What the exercise asks:
Look through the data below and return each line where "arrow" appears.

== Information supplied

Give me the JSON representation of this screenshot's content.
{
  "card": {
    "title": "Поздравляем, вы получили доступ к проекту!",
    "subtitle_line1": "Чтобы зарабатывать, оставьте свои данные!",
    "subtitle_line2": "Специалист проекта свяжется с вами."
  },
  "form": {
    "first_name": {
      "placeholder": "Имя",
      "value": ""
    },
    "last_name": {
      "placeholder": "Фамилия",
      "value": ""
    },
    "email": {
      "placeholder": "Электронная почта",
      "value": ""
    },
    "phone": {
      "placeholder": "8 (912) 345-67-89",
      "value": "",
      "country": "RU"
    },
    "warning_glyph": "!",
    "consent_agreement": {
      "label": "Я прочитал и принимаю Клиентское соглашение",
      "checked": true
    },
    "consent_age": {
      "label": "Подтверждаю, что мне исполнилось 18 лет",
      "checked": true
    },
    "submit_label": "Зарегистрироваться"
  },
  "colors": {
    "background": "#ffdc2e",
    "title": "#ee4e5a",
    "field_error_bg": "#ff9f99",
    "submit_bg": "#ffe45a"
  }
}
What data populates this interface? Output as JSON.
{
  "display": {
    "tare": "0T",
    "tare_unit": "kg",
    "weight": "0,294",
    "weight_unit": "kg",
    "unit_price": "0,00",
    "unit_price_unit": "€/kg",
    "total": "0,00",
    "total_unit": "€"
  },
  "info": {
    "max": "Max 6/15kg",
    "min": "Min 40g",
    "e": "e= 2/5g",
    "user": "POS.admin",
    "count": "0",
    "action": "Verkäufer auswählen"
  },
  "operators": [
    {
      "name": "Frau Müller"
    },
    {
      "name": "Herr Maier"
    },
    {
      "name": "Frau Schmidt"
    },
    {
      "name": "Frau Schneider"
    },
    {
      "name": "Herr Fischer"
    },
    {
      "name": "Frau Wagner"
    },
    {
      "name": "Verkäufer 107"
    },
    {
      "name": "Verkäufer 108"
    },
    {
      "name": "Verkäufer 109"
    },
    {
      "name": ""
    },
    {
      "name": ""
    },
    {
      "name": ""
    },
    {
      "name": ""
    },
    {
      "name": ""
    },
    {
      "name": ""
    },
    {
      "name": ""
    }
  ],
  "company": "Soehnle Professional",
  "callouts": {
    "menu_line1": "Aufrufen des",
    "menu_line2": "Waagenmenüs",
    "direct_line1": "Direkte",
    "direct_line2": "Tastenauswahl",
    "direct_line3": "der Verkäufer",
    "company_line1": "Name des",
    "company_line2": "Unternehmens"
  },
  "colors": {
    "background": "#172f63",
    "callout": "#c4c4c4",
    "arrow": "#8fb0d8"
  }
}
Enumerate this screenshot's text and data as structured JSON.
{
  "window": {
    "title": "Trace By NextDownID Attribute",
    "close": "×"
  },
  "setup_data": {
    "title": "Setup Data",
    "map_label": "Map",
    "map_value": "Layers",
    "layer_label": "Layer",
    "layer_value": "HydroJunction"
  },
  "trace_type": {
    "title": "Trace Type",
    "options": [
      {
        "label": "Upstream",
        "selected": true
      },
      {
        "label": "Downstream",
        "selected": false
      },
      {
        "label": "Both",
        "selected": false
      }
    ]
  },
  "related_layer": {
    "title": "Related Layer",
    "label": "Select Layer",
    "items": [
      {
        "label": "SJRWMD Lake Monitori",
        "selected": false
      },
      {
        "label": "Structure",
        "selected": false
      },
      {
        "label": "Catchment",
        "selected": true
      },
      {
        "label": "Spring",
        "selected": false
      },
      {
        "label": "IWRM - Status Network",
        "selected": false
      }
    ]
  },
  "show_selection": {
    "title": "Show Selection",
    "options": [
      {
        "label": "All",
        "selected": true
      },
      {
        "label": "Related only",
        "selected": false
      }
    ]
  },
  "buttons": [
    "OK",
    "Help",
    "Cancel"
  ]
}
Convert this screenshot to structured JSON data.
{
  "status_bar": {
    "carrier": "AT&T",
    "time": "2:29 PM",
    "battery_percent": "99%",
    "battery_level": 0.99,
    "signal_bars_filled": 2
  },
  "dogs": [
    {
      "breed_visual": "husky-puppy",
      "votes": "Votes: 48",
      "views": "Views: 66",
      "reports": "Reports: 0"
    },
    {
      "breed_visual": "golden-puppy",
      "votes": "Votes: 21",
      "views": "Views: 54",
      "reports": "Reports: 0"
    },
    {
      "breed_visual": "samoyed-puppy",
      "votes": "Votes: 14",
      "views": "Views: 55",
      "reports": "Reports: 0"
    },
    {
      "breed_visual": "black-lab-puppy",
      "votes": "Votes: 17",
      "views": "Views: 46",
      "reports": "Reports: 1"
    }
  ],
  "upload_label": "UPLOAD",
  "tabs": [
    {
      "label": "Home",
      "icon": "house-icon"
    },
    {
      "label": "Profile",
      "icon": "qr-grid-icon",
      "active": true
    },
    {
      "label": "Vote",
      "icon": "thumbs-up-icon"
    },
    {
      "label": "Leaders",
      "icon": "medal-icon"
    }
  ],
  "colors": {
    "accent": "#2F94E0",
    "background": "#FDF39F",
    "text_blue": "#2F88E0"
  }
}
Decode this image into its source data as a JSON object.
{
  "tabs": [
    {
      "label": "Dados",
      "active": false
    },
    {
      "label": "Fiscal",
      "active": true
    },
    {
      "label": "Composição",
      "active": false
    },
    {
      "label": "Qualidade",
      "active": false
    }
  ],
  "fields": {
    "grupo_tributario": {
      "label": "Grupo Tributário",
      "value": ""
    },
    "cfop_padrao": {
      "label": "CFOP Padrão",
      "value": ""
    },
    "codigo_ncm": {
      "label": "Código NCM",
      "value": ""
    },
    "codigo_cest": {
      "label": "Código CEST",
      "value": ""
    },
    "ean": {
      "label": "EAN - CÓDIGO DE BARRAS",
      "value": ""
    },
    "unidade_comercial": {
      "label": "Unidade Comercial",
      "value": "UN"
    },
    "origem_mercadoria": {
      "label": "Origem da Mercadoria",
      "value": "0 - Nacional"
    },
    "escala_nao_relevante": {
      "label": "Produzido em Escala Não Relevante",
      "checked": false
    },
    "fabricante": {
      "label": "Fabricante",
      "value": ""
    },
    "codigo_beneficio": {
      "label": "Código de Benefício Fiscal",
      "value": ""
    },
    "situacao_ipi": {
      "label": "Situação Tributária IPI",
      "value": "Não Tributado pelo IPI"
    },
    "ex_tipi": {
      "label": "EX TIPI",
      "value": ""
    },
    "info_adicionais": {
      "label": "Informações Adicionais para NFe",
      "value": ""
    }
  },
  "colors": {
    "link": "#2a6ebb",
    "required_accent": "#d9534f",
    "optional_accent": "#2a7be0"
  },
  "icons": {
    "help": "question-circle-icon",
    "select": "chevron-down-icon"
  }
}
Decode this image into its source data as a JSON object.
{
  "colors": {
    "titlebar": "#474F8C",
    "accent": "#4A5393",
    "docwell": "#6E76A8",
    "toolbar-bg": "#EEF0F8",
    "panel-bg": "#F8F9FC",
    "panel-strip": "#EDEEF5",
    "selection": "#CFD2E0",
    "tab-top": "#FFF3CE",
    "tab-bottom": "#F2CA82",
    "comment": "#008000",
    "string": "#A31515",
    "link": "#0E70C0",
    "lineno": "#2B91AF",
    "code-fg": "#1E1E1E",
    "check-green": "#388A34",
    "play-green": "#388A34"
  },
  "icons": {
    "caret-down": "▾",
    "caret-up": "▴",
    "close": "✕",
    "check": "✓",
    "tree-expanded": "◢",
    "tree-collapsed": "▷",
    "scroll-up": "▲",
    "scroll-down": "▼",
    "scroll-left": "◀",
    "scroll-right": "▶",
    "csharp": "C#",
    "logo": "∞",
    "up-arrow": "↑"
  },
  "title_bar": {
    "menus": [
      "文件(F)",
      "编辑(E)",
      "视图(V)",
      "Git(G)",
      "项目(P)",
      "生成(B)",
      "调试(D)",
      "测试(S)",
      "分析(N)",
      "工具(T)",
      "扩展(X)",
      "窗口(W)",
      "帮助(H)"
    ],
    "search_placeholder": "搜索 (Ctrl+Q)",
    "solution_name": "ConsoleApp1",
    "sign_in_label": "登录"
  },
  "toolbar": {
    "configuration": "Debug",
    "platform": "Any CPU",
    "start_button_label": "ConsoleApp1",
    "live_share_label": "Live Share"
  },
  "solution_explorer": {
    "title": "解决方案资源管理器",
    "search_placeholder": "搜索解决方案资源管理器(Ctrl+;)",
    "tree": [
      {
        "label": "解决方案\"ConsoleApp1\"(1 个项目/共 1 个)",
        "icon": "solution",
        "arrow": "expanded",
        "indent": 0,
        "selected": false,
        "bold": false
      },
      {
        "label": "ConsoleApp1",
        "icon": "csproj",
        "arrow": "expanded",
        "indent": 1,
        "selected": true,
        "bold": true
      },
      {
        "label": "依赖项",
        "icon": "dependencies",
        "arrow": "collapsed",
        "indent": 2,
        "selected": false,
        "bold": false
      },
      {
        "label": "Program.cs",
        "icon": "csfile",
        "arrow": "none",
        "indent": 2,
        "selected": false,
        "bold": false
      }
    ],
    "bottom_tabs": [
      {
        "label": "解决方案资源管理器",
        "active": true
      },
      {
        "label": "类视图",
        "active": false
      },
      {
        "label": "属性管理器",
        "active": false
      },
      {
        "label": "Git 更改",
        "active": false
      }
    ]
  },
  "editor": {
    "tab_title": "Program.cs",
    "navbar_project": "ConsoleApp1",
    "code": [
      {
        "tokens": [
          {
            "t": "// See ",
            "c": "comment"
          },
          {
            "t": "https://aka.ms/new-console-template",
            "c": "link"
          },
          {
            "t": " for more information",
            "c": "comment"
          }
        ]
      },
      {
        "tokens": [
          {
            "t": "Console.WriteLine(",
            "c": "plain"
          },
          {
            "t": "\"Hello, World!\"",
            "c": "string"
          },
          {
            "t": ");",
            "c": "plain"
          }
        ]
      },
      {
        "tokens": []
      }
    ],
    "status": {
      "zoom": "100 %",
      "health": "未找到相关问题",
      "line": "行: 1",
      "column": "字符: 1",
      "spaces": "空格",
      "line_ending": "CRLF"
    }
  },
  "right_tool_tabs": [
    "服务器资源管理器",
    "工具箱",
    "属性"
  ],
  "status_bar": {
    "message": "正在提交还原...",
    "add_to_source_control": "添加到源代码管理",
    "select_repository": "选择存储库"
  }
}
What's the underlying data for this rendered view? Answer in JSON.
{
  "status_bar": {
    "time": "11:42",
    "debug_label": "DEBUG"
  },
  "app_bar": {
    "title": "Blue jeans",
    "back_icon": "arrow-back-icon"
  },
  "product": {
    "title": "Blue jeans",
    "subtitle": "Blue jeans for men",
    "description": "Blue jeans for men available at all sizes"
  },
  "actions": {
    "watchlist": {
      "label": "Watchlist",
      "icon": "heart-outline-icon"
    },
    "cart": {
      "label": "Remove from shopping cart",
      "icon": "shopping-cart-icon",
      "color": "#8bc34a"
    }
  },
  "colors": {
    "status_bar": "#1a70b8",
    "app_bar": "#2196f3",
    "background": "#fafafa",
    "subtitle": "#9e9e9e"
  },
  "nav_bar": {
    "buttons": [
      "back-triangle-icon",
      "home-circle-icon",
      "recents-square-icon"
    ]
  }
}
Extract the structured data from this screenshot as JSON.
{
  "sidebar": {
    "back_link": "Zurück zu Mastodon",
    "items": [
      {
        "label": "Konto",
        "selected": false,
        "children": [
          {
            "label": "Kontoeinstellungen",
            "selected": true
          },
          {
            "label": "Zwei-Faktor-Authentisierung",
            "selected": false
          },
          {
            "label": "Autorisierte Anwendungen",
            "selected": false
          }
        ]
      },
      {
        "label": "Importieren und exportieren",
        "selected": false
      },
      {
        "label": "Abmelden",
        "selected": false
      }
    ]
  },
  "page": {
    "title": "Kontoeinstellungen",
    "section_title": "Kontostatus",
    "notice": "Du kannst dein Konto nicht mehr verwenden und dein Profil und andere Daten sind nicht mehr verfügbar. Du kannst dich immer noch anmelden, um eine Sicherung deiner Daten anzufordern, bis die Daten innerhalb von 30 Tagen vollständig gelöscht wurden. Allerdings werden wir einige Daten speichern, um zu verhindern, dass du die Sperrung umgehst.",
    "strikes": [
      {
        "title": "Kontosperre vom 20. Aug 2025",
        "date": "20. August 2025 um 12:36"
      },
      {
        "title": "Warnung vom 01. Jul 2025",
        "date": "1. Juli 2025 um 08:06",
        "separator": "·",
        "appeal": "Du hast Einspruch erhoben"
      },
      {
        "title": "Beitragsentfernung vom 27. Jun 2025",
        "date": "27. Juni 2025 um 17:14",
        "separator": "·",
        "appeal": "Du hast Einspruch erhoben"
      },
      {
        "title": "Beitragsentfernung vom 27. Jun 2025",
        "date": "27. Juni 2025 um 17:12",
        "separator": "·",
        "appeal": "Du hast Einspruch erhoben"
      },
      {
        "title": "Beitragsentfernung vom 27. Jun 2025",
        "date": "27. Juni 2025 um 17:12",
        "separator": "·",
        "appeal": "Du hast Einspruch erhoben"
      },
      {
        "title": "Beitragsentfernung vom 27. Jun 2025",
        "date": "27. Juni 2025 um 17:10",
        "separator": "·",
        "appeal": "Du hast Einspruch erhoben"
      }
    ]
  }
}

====

Answer space:
    "arrow": "#8fb0d8"
    "up-arrow": "↑"
        "arrow": "expanded",
        "arrow": "expanded",
        "arrow": "collapsed",
        "arrow": "none",
    "back_icon": "arrow-back-icon"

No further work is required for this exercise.